I soon found the address.  The only problem was that it was on Canyon Oak, not Century Oak.

Not a huge difference, I guess.  But enough to ensure we were never going to upgrade Ben's mattress.  And the funniest part of it all was how absolutely positive Rachael was that it was Century Oak. Positive.  Completely so. 

Century - Canyon

Canyon- Century

They sound almost the same.  But in this case, the name was more than just a name.  It was an entirely different street.

Below is Shakespeare's lines from a little over 400 years ago about what's in a name, immediately followed by the Life With Rachael-Inspired version.  Enjoy!

From Shakespeare's Romeo and Juliet, 1594:


'Tis but thy name that is my enemy;
Thou art thyself, though not a Montague.
What's Montague? it is nor hand, nor foot,
Nor arm, nor face, nor any other part
Belonging to a man. O, be some other name!
What's in a name? that which we call a rose
By any other name would smell as sweet;
So Romeo would, were he not Romeo call'd,
Retain that dear perfection which he owes
Without that title.

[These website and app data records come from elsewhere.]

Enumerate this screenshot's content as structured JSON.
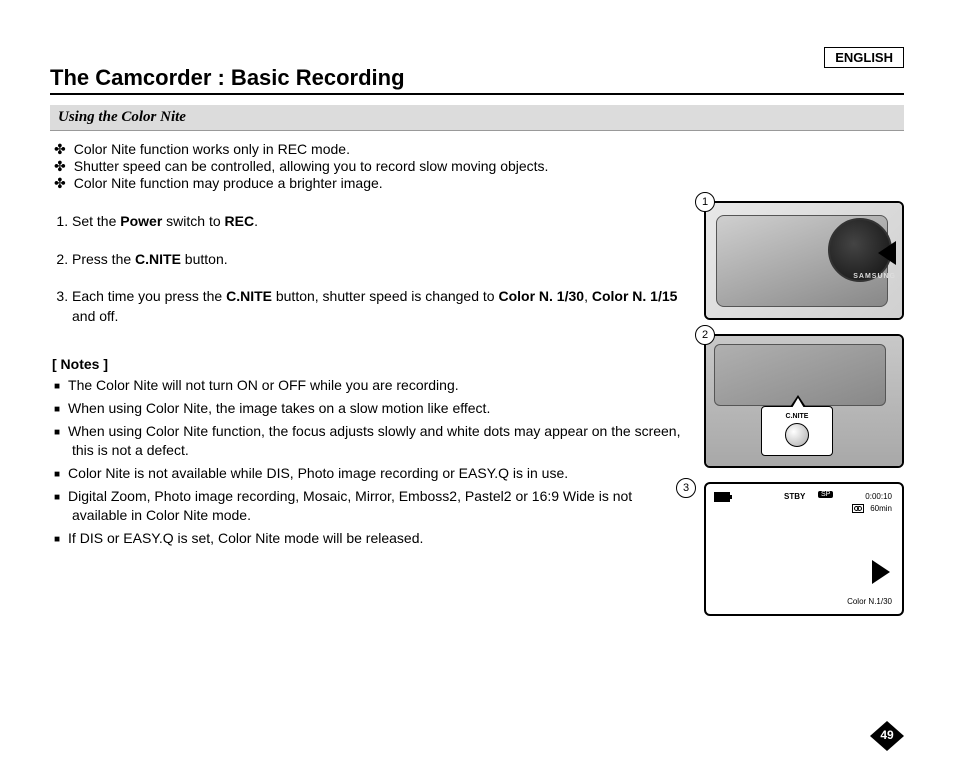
{
  "language_label": "ENGLISH",
  "main_title": "The Camcorder : Basic Recording",
  "section_title": "Using the Color Nite",
  "intro_bullets": [
    "Color Nite function works only in REC mode.",
    "Shutter speed can be controlled, allowing you to record slow moving objects.",
    "Color Nite function may produce a brighter image."
  ],
  "steps": {
    "s1_pre": "Set the ",
    "s1_b1": "Power",
    "s1_mid": " switch to ",
    "s1_b2": "REC",
    "s1_post": ".",
    "s2_pre": "Press the ",
    "s2_b1": "C.NITE",
    "s2_post": " button.",
    "s3_pre": "Each time you press the ",
    "s3_b1": "C.NITE",
    "s3_mid": " button, shutter speed is changed to ",
    "s3_b2": "Color N. 1/30",
    "s3_mid2": ", ",
    "s3_b3": "Color N. 1/15",
    "s3_post": " and off."
  },
  "notes_title": "[ Notes ]",
  "notes": [
    "The Color Nite will not turn ON or OFF while you are recording.",
    "When using Color Nite, the image takes on a slow motion like effect.",
    "When using Color Nite function, the focus adjusts slowly and white dots may appear on the screen, this is not a defect.",
    "Color Nite is not available while DIS, Photo image recording or EASY.Q is in use.",
    "Digital Zoom, Photo image recording, Mosaic, Mirror, Emboss2, Pastel2 or 16:9 Wide is not available in Color Nite mode.",
    "If DIS or EASY.Q is set, Color Nite mode will be released."
  ],
  "figures": {
    "num1": "1",
    "num2": "2",
    "num3": "3",
    "fig1_brand": "SAMSUNG",
    "fig2_button_label": "C.NITE",
    "osd": {
      "stby": "STBY",
      "sp": "SP",
      "time": "0:00:10",
      "remaining": "60min",
      "color_mode": "Color N.1/30"
    }
  },
  "page_number": "49"
}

Romeo, doff thy name,
And for that name which is no part of thee
Take all myself.

Rachael's Inspired Version:

'Tis but thy name that is my enemy;
Thou art the street, though not the Century.
What's Canyon?  it is neither Century, nor Charter,
Nor Cathedral, nor any other Oak,
Belonging to Oak Hills.  O, please give me the right name!
What's in a name?  that which we call a Canyon
By any other name would ensure being lost;
So Canyon Oak, were it not Canyon Oak call'd
Retain that address at any cost,
Keep that title.  Canyon Oak, retain they name,
And with that name that is a part of thee,
I will find thee myself.

No comments:

Post a Comment

I love your feedback!